UUSS focus group conversations led to the congregation’s adoption of a long-range plan in 2008.  In 2010 members unanimously approved the 50-year Master Plan for our campus.  The plan included renovation of the existing Main Hall to retain the character of our UUUSS home and to save on the costs of a new structure.   In 2012, a fundraising consultant conducted a feasibility study and then supported us through a successful capital campaign among members and friends.  In 2013 members voted to sell the duplex apartments and use the proceeds for this project.

At 3:00 p.m. Sunday, March 16, lay leaders will hold a Capital Campaign Update.  We will invite those who missed the 2012 campaign.  All members and friends are welcome.


Board President’s letter to congregation about May 22 business meeting and our church’s structural budget challenges: member reflection, input, involvement and support invited

[This was mailed to members of UUSS this week.  The original notice of the congregational business meeting appeared in earlier newsletters, but this is more detailed about current challenges and issues for the meeting.  It includes the agenda.  My ministerial memo to the board will soon be posted on this blog.  Thanks for your engagement in these important issues!]

May 2, 2011

Dear Members of UUSS,

We invite you to our annual congregational meeting May 22 at 11:15 a.m., following the 10 a.m. service. (Note that May 22 begins the single 10 a.m. Sunday service for the summer.)  Enclosed you will find the agenda.

Our sixth Unitarian Universalist principle promotes “the use of the democratic process within our congregations.” This Annual Meetings is one of the ways we include the congregation in important decisions, accomplishments, and directions of the church as well elect our officers, board members, and other elected offices.

The board has been working hard this year to implement our strategic directions for “Building the Future:” 1) Long range plans and improvements to building and grounds; 2) Ministry to children and families; and 3) Strengthening connections with new and existing members.  Integral to all of our discussions and decisions is our ability to fund the goals of our congregation.

The Board is asking for your input with the hard work of balancing our budget, which is an expressed goal of both the board and the congregation.  While we are still receiving pledge cards from friends and members, early results indicate strong generosity from year to year.

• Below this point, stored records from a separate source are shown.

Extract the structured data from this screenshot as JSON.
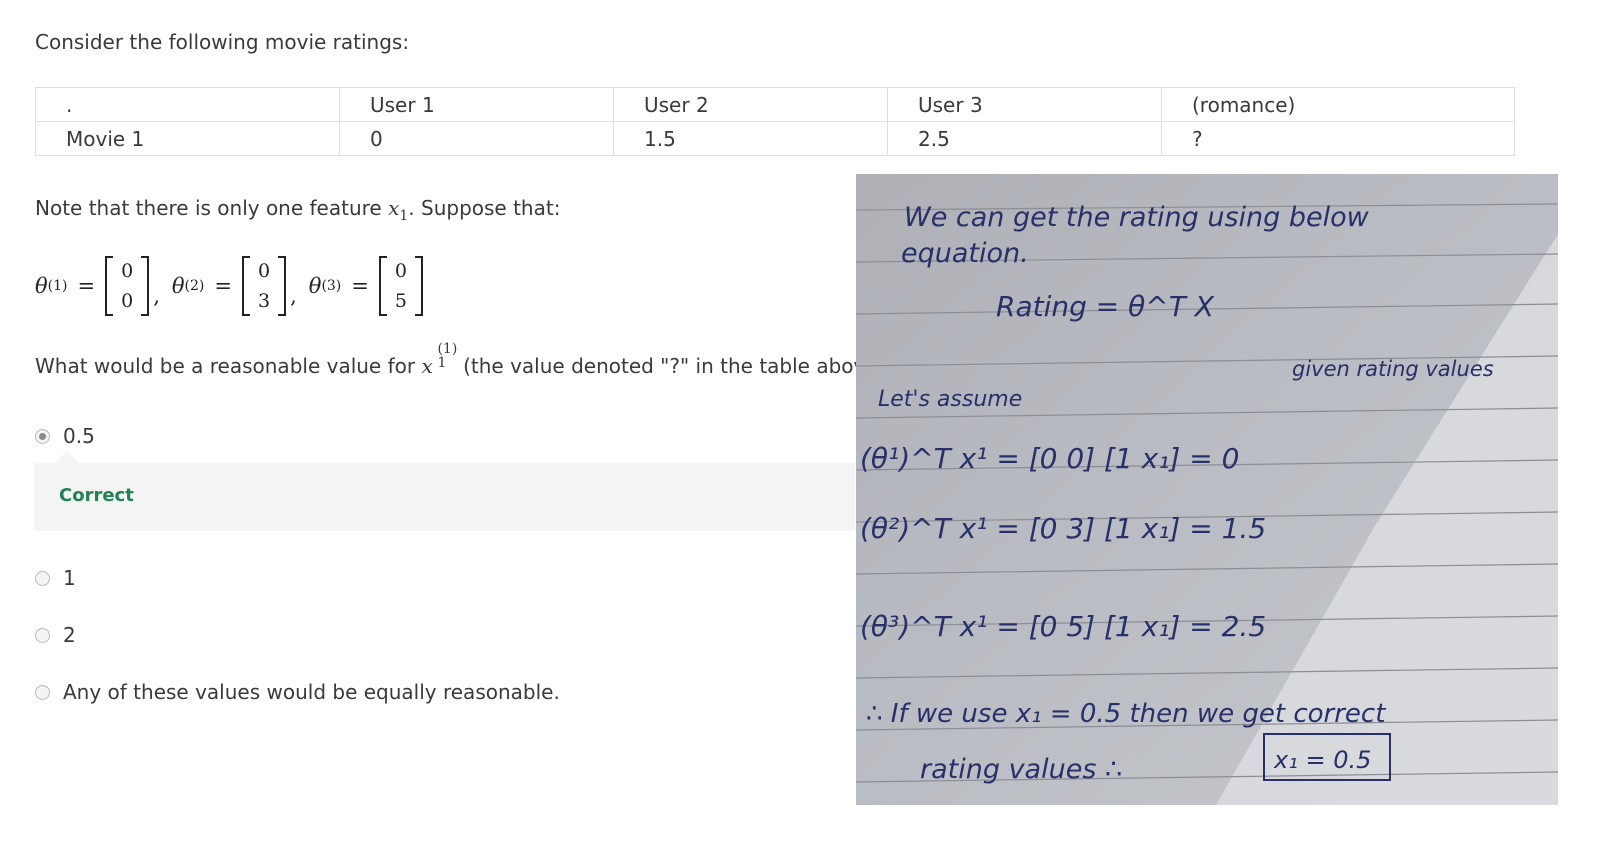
{
  "intro": "Consider the following movie ratings:",
  "table": {
    "header": [
      ".",
      "User 1",
      "User 2",
      "User 3",
      "(romance)"
    ],
    "rows": [
      [
        "Movie 1",
        "0",
        "1.5",
        "2.5",
        "?"
      ]
    ]
  },
  "note": {
    "before": "Note that there is only one feature",
    "var": "x",
    "sub": "1",
    "after": ". Suppose that:"
  },
  "thetas": [
    {
      "label": "θ",
      "sup": "(1)",
      "values": [
        "0",
        "0"
      ]
    },
    {
      "label": "θ",
      "sup": "(2)",
      "values": [
        "0",
        "3"
      ]
    },
    {
      "label": "θ",
      "sup": "(3)",
      "values": [
        "0",
        "5"
      ]
    }
  ],
  "question": {
    "before": "What would be a reasonable value for",
    "var": "x",
    "sup": "(1)",
    "sub": "1",
    "after": "(the value denoted \"?\" in the table above)?"
  },
  "options": [
    {
      "label": "0.5",
      "selected": true
    },
    {
      "label": "1",
      "selected": false
    },
    {
      "label": "2",
      "selected": false
    },
    {
      "label": "Any of these values would be equally reasonable.",
      "selected": false
    }
  ],
  "feedback": {
    "label": "Correct",
    "color": "#1f8354"
  },
  "handwritten_note": {
    "lines": [
      "We can get the rating using below",
      "equation.",
      "Rating = θ^T X",
      "given rating values",
      "Let's assume",
      "(θ¹)^T x¹ = [0 0] [1 x₁] = 0",
      "(θ²)^T x¹ = [0 3] [1 x₁] = 1.5",
      "(θ³)^T x¹ = [0 5] [1 x₁] = 2.5",
      "∴ If we use x₁ = 0.5 then we get correct",
      "rating values ∴",
      "x₁ = 0.5"
    ]
  }
}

However, the difference between fully funding our budget and the contributions that have been pledged for the next church year is $93,000.  At present we cannot balance the budget and meet all of our commitments for the next church year. The Board has considered ways to trim the budget that could bring us close to balanced. But some of these are controversial. We need your input. Here are some options to consider:

  1. Should we fully or partially fund our membership dues to the Unitarian Universalist Association and the Pacific Central District?  Or fund them not at all?  Currently they are budgeted at a fraction of the full-funding level.
  2. Should we seek ways to cut back on staff?
  3. Should we consider accepting Rev. Doug Kraft’s offer of taking a month-long furlough from his Lead Ministry duties without pay?
  4. Currently Rev. Roger Jones is on a yearly contract with us.  Should we continue this relationship?  Or should we follow up on his openness to end his ministry with us in December, and plan how to operate programs in his absence?
  5. Should we increase fundraising efforts—have more fundraising events, a direct appeal for member and friend donations, or a supplemental pledge drive?

A group of Trustees will be at church to receive input and answer your questions after the 11:15 a.m. service on Sunday, May 15th in the Fahs room.  Then the Board of Trustees will elaborate further on these issues and ask for your decisions at the May 22 meeting.

We face important decisions.  Please think about them, discuss them with other members, and come to the meeting with ideas for how we can best serve the greater good.

Thank you for making our congregation a vibrant and growing church family.  Together we will make decisions that will help us to meet our common goals and for UUSS to flourish.


Tina C.


[if you do not have her email address, you may post questions or feedback as “comments” on this blog.]